__EXERCISE__. In the records below, find each line holding the word "BLOG" and copy it.

Dataset items
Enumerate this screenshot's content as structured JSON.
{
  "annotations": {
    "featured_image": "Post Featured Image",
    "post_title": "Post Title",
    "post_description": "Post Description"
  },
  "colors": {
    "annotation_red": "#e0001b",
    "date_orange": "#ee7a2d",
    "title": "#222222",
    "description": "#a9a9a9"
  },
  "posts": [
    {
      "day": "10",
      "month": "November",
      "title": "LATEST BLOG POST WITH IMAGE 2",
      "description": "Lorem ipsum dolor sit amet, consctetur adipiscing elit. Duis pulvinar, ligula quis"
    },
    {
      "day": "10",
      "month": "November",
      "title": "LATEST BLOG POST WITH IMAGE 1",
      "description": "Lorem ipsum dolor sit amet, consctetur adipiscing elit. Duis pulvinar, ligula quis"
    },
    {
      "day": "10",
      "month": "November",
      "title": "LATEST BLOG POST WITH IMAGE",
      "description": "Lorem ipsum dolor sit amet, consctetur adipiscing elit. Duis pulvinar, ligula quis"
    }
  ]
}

__WORKED SOLUTION__.
      "title": "LATEST BLOG POST WITH IMAGE 2",
      "title": "LATEST BLOG POST WITH IMAGE 1",
      "title": "LATEST BLOG POST WITH IMAGE",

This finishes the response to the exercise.